For Gutierrez, who regularly designs medical offices, the biggest challenge was meeting all the criteria within the limited space of the existing building. "We literally started with a dirt floor, exterior walls, and a roof," Dr. Bellows says.
A welcoming environment
Outside, palm trees, sandy-colored columns, and a tile roof greet clients. The developer limits exterior signage to a small plaque, so Dr. Bellows works to boost community awareness with cable TV ads and a local newspaper column.
The developer intended each building to house four tenants, but Dr. Bellows purchased two bays to accommodate a large, open reception area and an odd arrangement of entry and exit doors. Dr. Bellows says that at first he thought reception looked oversized, but the spaciousness impresses pet owners. "It's nice that our clients don't feel crowded," he says.
The reception area houses a coffee and snack bar with a granite, curved countertop and a small retail area that offers dental products, food, and shampoo. Carefully tended plants add warmth to the area, and unique, locally crafted metal sculptures give a touch of whimsy. The area doubles as a training facility for Dr. Bellows' quarterly continuing-education sessions on dental topics.
He takes particular pride in the high-tech solutions he incorporated into the three exam rooms. For example, each exam room includes a computer for immediate record input. Hand sanitizers eliminate sinks. And, he says, digital ear scopes that display images instantly on the video monitor impress clients.
The veterinary team uses the treatment area for general cases as well as most dental procedures. Dental lights sit on each table and a radiograph machine rests between tables.

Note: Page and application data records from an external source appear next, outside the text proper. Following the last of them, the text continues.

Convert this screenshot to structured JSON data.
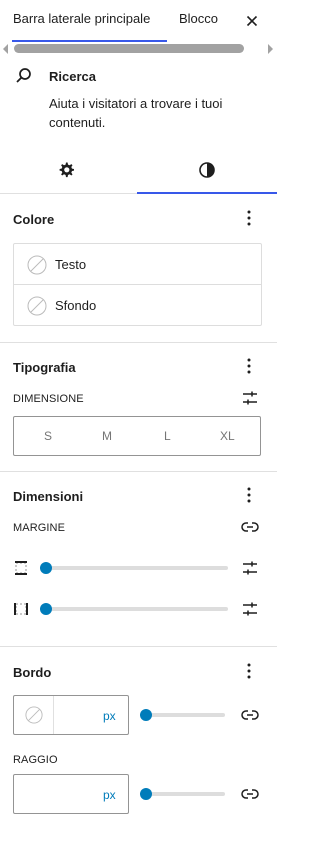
{
  "tabs": [
    {
      "label": "Barra laterale principale"
    },
    {
      "label": "Blocco"
    }
  ],
  "block": {
    "title": "Ricerca",
    "description": "Aiuta i visitatori a trovare i tuoi contenuti."
  },
  "colore": {
    "title": "Colore",
    "items": [
      {
        "label": "Testo"
      },
      {
        "label": "Sfondo"
      }
    ]
  },
  "tipografia": {
    "title": "Tipografia",
    "size_label": "DIMENSIONE",
    "sizes": [
      "S",
      "M",
      "L",
      "XL"
    ]
  },
  "dimensioni": {
    "title": "Dimensioni",
    "margin_label": "MARGINE",
    "margin_vertical": 0,
    "margin_horizontal": 0
  },
  "bordo": {
    "title": "Bordo",
    "width_unit": "px",
    "width_value": "",
    "radius_label": "RAGGIO",
    "radius_unit": "px",
    "radius_value": ""
  },
  "colors": {
    "accent": "#3858e9",
    "slider": "#007cba"
  }
}
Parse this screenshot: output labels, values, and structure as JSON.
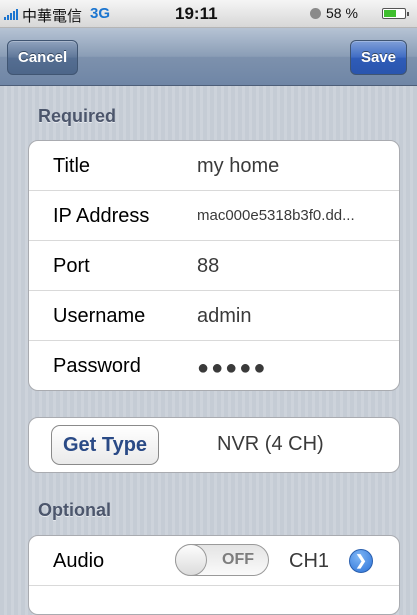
{
  "status_bar": {
    "carrier": "中華電信",
    "network": "3G",
    "time": "19:11",
    "battery": "58 %",
    "battery_level": 0.58
  },
  "nav": {
    "cancel_label": "Cancel",
    "save_label": "Save"
  },
  "required": {
    "header": "Required",
    "rows": [
      {
        "label": "Title",
        "value": "my home"
      },
      {
        "label": "IP Address",
        "value": "mac000e5318b3f0.dd..."
      },
      {
        "label": "Port",
        "value": "88"
      },
      {
        "label": "Username",
        "value": "admin"
      },
      {
        "label": "Password",
        "value": "●●●●●"
      }
    ]
  },
  "device_type": {
    "button_label": "Get Type",
    "value": "NVR (4 CH)"
  },
  "optional": {
    "header": "Optional",
    "audio": {
      "label": "Audio",
      "toggle": "OFF",
      "channel": "CH1"
    }
  }
}
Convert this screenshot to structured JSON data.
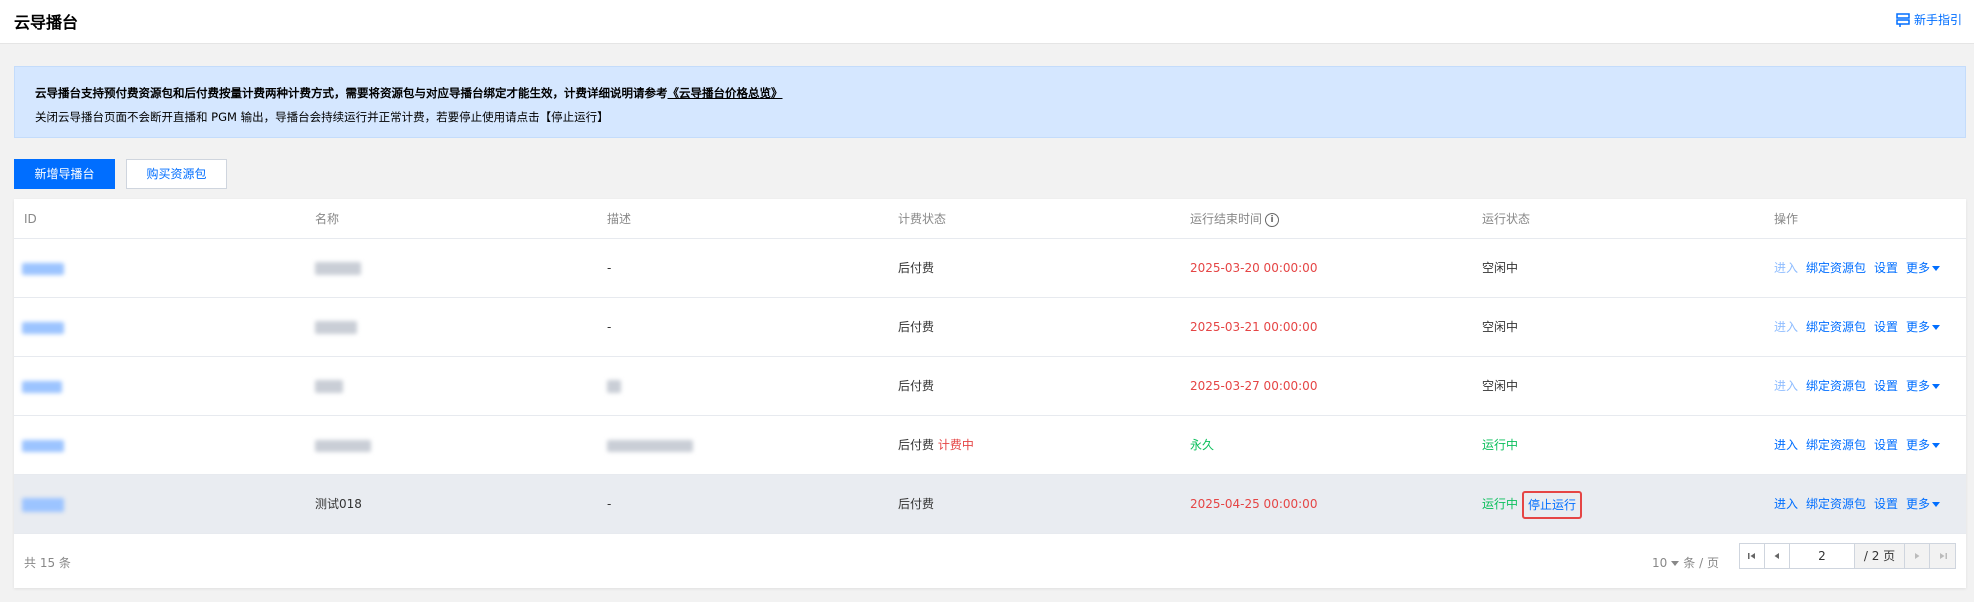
{
  "header": {
    "title": "云导播台",
    "guide_label": "新手指引"
  },
  "notice": {
    "line1_text": "云导播台支持预付费资源包和后付费按量计费两种计费方式，需要将资源包与对应导播台绑定才能生效，计费详细说明请参考",
    "line1_link": "《云导播台价格总览》",
    "line2_text": "关闭云导播台页面不会断开直播和 PGM 输出，导播台会持续运行并正常计费，若要停止使用请点击【停止运行】"
  },
  "toolbar": {
    "create_label": "新增导播台",
    "buy_label": "购买资源包"
  },
  "table": {
    "columns": [
      "ID",
      "名称",
      "描述",
      "计费状态",
      "运行结束时间",
      "运行状态",
      "操作"
    ],
    "rows": [
      {
        "desc": "-",
        "billing": "后付费",
        "billing_extra": "",
        "end_time": "2025-03-20 00:00:00",
        "status": "空闲中",
        "enter": "进入"
      },
      {
        "desc": "-",
        "billing": "后付费",
        "billing_extra": "",
        "end_time": "2025-03-21 00:00:00",
        "status": "空闲中",
        "enter": "进入"
      },
      {
        "desc": "",
        "billing": "后付费",
        "billing_extra": "",
        "end_time": "2025-03-27 00:00:00",
        "status": "空闲中",
        "enter": "进入"
      },
      {
        "desc": "",
        "billing": "后付费",
        "billing_extra": "计费中",
        "end_time": "永久",
        "status": "运行中",
        "enter": "进入"
      },
      {
        "name": "测试018",
        "desc": "-",
        "billing": "后付费",
        "billing_extra": "",
        "end_time": "2025-04-25 00:00:00",
        "status": "运行中",
        "stop_label": "停止运行",
        "enter": "进入"
      }
    ],
    "ops": {
      "bind": "绑定资源包",
      "settings": "设置",
      "more": "更多"
    }
  },
  "pagination": {
    "total_text": "共 15 条",
    "page_size": "10",
    "page_size_unit": "条 / 页",
    "current_page": "2",
    "total_pages": "/ 2 页"
  },
  "colors": {
    "primary": "#006eff",
    "danger": "#e54545",
    "success": "#0abf5b",
    "notice_bg": "#d5e7ff"
  }
}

The wards, surgery, and doctor's office line the back of the practice, with cat condos and the dog ward accommodating limited boarders and hospitalized patients. A shopping-center door manufacturer made the all-glass run doors, and 5-foot-high runs allow for storage space above.
Throughout the facility, Dr. Bellows chose porcelain tile for the floors and three feet up the walls. "I'd used cheap linoleum and tile before, and wanted something that would last and smell great this time," he says. He skipped the epoxy grout, which hasn't created any problems.
Sponge-painted walls add a subtle texture throughout and always look clean. "But the green interior walls in the working areas of the hospital almost caused a divorce," Dr. Bellows jokes. His wife selected earth tones for most of the practice, but she left him on his own to choose a contrasting color. "The staff liked it, and now she's come around, too," he says.
To research materials, Dr. Bellows searched the Internet for such items as soundproofing and flooring, and he read everything he could find. He also toured hospitals that used the materials he was considering.
For others considering a building project, Dr. Bellows advises doing your homework and following up carefully. "No one cares as much about your building project as you do," he says. For example, Dr. Bellows caught mistakes early and saved money with daily walk-throughs. And he hired an independent air conditioning company to inspect the work before paying the installation bill, a step that uncovered 13 errors, including ducts that weren't connected.
In all, Dr. Bellows loves his new hospital. And fortunately, he found the area ripe for an animal hospital--an important issue because he gave up his established client base when he leased his former practice to a new doctor. "I agreed not to solicit general practice clients for one year, but was able to contact dental clients and receive dental referrals," he explains. Happily, business has boomed.
"This hospital is dedicated to educating clients about their pets' needs," he says. "The smooth traffic flow and clean environment impress clients, who are then receptive to our recommendations. I'm just awed that our plans and projections really work."
Carolyn Chapman, a former Veterinary Economics associate editor, is a freelance writer in Liberty, Mo.